A sportsbook is a gambling establishment that accepts bets on various sporting events. These facilities have clearly labeled odds and lines that bettors can examine before placing a bet. The goal is to get a roughly equal amount of money wagered on each side of a bet, which helps minimize risk for the sportsbook. If the public is too heavily invested in one team or event, a sportsbook will adjust the betting lines and odds to attract more action on the other side of the bet.
Aside from offering odds and lines, a sportsbook should also offer an easy way to fund a wager. Most sites allow users to make deposits with a variety of credit cards (Visa, MasterCard, American Express) and e-wallets (PayPal, Neteller). It’s important for players to understand the minimum deposit requirements of their chosen sportsbook before making a deposit.
The sportsbook industry has grown rapidly in the United States as more states legalize the practice and corporations expand their offerings.

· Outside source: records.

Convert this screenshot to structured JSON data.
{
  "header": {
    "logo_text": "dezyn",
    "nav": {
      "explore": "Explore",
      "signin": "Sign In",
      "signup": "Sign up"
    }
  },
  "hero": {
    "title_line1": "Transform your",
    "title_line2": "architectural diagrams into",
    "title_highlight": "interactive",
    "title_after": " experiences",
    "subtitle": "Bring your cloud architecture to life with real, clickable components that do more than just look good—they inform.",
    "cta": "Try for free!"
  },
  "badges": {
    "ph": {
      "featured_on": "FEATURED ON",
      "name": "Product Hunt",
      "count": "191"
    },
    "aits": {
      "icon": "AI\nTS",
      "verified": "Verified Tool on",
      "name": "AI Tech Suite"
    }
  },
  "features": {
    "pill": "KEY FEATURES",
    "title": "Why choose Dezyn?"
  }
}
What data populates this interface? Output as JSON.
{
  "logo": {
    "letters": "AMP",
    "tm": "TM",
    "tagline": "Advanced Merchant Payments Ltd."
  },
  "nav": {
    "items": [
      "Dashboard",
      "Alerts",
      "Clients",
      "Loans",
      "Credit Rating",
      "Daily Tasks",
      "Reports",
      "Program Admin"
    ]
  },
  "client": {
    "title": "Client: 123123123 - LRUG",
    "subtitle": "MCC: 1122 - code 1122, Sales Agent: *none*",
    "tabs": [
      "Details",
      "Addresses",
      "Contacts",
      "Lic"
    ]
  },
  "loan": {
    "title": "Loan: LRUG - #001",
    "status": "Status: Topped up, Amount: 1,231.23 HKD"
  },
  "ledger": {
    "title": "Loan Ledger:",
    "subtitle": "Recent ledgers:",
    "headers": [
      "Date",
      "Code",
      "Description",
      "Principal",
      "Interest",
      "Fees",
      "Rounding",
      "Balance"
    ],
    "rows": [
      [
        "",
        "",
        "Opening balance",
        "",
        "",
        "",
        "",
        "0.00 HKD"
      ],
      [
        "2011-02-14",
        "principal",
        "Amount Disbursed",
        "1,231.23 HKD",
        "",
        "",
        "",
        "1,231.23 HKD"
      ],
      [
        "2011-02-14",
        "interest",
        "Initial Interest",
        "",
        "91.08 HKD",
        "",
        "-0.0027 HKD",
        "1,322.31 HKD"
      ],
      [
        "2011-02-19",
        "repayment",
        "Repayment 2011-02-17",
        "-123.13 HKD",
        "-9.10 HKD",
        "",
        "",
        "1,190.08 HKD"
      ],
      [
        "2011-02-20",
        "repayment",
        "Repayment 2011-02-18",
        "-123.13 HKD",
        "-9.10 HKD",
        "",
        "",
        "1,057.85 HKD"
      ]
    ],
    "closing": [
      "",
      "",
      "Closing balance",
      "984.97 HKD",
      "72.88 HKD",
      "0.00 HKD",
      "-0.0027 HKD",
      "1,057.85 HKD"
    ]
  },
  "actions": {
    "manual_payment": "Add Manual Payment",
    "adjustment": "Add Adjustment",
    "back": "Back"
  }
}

However, the growth hasn’t been without challenges. Ambiguous situations that arise from new kinds of bets and digital technology can leave sportsbooks in a tricky spot. In addition, the industry’s rapid expansion has strained the capacity of regulators to keep pace with changes in the market.
Regardless of the sport, it’s important to research each sportsbook before making a bet. Look for independent/nonpartisan reviews from reputable sources and determine what features are most important to you. For example, if you’re looking to bet on college football, make sure the sportsbook offers this option. It’s also a good idea to check out the payout policies and whether or not a sportsbook accepts Bitcoin.